- Fed rate hike expected, with focus on outlook, balance sheet
- Major currency pairs treading water ahead of meeting
- New Zealand dollar slips after current account data
- Dollar nurses losses against Canadian dollar
The dollar eased on Wednesday with investors looking past an expected U.S. rate hike later in the day for clues on Federal Reserve policy for the rest of the year.
The dollar index, which tracks the greenback against a basket of six major rivals, edged down 0.1 percent to 96.930 .
Against the yen, the dollar inched 0.1 percent lower to 109.98, while the euro added 0.1 percent to $1.1217 .
The Fed is scheduled to announce its monetary policy decision at 2 p.m. Eastern time (1800 GMT) on Wednesday at the end of a two-day policy meeting, followed by a press conference by U.S. Federal Reserve Chair Janet Yellen.
The Fed may also provide more clues on how it plans to reduce its holdings of more than $4 trillion in Treasuries and mortgage-backed securities.
Economists polled by Reuters overwhelmingly see the U.S. central bank hiking its benchmark rate to a target range of 1.00 to 1.25 percent this week, though expectations for further rate increases are fading.
What emerges from the Fed meeting “is certainly going to chart the course for a lot, including the strength of the dollar,” said Bill Northey, chief investment officer at the private client group of U.S. Bank in Helena, Montana, who spoke from Minneapolis.
“There is some risk that we could see a more dovish outlook,” he said.
Fed funds futures on Tuesday suggested traders saw about a 29 percent chance of rates rising to 1.25-1.50 percent at the Fed’s Sept. 19-20 meeting, and a 57 percent chance of such a move at its Dec. 12-13 meeting
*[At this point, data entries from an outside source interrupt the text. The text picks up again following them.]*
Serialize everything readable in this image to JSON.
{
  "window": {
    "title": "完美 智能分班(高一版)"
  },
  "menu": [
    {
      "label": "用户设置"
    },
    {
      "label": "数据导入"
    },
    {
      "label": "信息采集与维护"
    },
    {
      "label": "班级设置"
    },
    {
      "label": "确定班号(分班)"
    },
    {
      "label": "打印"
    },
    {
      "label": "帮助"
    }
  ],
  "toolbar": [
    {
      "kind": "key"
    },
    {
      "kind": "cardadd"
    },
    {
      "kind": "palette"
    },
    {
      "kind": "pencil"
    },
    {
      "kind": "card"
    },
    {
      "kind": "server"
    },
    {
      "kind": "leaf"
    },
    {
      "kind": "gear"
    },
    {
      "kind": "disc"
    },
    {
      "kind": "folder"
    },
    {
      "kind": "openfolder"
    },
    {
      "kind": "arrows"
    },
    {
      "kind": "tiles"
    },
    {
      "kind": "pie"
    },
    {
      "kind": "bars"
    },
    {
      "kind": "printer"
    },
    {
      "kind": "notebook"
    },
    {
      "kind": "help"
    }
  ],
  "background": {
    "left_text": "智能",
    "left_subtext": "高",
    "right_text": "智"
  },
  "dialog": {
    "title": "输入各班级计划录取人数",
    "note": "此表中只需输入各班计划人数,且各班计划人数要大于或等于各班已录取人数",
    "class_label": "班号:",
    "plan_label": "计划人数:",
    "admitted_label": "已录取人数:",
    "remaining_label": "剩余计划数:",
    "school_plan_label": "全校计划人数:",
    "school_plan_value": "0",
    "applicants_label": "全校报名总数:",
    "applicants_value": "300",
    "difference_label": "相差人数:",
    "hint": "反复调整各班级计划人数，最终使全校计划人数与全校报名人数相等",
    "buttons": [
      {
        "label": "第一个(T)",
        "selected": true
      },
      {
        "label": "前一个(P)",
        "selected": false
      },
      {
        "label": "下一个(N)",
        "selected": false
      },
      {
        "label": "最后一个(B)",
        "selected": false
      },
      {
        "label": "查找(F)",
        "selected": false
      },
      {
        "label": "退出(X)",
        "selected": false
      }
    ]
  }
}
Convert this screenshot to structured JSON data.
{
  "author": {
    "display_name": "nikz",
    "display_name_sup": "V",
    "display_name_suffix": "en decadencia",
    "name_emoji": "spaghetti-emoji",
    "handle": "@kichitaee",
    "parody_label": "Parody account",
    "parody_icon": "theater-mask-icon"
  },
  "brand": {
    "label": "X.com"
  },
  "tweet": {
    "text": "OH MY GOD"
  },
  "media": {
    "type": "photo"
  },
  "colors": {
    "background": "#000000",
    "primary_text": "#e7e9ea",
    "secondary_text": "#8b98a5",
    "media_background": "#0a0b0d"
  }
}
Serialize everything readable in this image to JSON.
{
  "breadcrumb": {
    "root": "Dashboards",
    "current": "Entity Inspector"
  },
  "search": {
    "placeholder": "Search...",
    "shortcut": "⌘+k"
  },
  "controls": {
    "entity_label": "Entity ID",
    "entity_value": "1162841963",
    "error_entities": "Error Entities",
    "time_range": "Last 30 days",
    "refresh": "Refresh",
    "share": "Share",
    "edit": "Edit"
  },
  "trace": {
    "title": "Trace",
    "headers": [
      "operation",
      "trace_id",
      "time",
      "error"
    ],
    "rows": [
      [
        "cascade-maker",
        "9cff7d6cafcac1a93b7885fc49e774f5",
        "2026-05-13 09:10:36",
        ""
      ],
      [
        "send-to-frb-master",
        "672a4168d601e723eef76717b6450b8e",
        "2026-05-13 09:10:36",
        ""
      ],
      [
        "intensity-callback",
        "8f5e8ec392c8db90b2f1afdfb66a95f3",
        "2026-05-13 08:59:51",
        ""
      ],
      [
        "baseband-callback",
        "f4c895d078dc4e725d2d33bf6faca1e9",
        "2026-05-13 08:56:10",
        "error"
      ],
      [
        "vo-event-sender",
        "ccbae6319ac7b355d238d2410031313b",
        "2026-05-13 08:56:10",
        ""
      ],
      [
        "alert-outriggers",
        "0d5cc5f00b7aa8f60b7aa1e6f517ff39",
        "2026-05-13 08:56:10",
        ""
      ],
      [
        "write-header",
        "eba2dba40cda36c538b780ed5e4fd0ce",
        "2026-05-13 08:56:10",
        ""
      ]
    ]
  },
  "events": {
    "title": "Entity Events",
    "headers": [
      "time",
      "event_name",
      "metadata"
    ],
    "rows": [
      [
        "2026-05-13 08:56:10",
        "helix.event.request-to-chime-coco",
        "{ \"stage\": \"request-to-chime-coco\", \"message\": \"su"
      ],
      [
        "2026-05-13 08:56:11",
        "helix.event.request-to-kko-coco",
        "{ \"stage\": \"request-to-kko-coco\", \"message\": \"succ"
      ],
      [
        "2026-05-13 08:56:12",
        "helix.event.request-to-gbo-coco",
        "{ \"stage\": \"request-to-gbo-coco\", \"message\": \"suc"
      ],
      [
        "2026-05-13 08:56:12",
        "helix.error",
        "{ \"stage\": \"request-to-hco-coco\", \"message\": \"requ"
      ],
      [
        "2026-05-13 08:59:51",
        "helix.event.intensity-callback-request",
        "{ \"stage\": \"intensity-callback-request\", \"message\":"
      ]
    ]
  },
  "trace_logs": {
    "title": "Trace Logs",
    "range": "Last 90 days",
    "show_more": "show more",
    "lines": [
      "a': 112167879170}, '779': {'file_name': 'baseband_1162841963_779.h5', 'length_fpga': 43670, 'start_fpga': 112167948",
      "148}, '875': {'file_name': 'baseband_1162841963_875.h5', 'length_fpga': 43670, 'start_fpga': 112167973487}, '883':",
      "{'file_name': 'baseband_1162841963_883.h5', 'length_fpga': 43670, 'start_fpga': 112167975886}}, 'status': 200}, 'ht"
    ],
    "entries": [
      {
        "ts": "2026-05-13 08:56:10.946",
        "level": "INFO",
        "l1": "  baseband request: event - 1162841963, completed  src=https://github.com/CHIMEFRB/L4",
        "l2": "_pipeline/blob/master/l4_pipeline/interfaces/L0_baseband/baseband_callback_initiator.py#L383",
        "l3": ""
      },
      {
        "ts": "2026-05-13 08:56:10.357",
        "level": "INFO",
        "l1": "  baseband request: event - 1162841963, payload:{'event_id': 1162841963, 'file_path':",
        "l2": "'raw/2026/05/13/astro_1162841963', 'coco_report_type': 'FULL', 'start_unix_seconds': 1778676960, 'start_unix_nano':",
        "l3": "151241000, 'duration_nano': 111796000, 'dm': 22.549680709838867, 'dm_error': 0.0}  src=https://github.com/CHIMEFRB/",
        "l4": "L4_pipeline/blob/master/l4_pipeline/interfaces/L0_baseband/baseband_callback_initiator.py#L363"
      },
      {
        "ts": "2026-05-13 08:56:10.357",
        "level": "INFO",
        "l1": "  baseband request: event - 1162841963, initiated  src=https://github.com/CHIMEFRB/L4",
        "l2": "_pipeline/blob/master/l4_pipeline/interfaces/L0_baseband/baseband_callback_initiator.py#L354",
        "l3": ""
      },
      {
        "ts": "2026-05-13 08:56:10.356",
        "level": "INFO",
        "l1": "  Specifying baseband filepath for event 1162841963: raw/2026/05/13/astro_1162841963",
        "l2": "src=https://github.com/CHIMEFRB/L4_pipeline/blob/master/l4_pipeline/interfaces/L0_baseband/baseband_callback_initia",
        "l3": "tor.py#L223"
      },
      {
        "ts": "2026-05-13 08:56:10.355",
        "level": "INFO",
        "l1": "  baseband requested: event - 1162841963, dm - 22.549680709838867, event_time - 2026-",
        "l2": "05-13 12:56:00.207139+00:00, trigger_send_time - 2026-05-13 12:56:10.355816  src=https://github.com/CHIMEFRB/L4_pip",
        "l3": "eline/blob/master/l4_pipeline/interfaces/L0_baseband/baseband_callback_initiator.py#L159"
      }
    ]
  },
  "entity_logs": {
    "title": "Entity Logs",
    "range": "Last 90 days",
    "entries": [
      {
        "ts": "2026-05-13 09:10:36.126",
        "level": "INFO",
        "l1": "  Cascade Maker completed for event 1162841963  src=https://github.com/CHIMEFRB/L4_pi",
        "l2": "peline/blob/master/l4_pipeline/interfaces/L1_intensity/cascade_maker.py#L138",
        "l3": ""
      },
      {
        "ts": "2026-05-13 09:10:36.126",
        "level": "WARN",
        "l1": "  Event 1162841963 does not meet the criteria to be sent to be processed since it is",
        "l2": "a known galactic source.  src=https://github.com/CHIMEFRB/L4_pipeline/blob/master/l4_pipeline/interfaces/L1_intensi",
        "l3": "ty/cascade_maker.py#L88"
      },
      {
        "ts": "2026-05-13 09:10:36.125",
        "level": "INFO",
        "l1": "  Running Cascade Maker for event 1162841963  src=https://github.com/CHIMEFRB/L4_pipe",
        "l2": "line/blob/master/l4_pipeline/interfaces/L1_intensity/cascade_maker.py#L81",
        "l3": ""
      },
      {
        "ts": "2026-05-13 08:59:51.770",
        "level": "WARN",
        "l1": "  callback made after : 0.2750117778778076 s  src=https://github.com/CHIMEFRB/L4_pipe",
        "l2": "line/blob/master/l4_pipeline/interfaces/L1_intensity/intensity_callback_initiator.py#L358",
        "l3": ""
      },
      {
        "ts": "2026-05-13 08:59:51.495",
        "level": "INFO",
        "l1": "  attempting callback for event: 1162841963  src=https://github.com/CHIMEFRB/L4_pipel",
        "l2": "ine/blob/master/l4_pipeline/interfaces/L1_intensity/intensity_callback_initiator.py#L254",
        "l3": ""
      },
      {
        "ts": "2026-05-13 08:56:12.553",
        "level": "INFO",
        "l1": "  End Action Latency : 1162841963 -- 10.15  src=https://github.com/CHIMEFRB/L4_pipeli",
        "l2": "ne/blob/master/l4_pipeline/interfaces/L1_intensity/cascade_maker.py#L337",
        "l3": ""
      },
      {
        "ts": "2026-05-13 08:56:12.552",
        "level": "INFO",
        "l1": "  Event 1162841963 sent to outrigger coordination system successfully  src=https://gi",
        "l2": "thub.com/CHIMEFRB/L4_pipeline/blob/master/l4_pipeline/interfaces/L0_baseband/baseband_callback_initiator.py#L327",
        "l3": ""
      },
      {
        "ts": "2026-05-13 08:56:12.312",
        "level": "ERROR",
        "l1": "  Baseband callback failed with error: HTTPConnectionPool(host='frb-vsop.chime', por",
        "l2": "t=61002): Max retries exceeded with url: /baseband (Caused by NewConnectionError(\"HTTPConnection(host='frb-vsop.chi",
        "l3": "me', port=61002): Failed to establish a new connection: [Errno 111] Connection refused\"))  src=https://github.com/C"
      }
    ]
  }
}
“What investors want to know most is the pace of rate hikes going forward,” said Ayako Sera, senior market economist at Sumitomo Mitsui Trust in Tokyo.
“With many market participants worried about a dovish outlook, a surprisingly hawkish one could catch some investors off guard,” she said. “The U.S. economy isn’t doing so badly, so anything is possible.”
Traders and analysts appear divided over whether China’s central bank will once again follow the Fed and raise its short-term rates, as it did in March.
Depreciation pressure on the yuan has abated, for now, after authorities engineered sharp gains in May and changed the calculation for the daily midpoint to flush out short sellers.The Bank of Japan, which is also meeting this week, is expected to keep its monetary policy unchanged.
The New Zealand dollar slipped 0.1 percent to $0.7215 after touching a low of $0.7197, moving away from the previous session’s nearly four-month high of $0.7228.
New Zealand’s current account deficit as a proportion of gross domestic product widened in the March quarter to its most in a year, data out on Wednesday showed.
The dollar resumed its drop against its Canadian counterpart after skidding to its lowest levels since late February in the wake of hawkish comments from Bank of Canada Governor Stephen Poloz, who signaled that the BOC could raise interest rates sooner than previously thought.
The U.S. dollar slipped 0.1 percent to C$1.3221 after falling as far as C$1.3209 overnight, its lowest since Feb. 28. (Reporting by Tokyo markets team; Editing by Eric Meijer and Kim Coghill)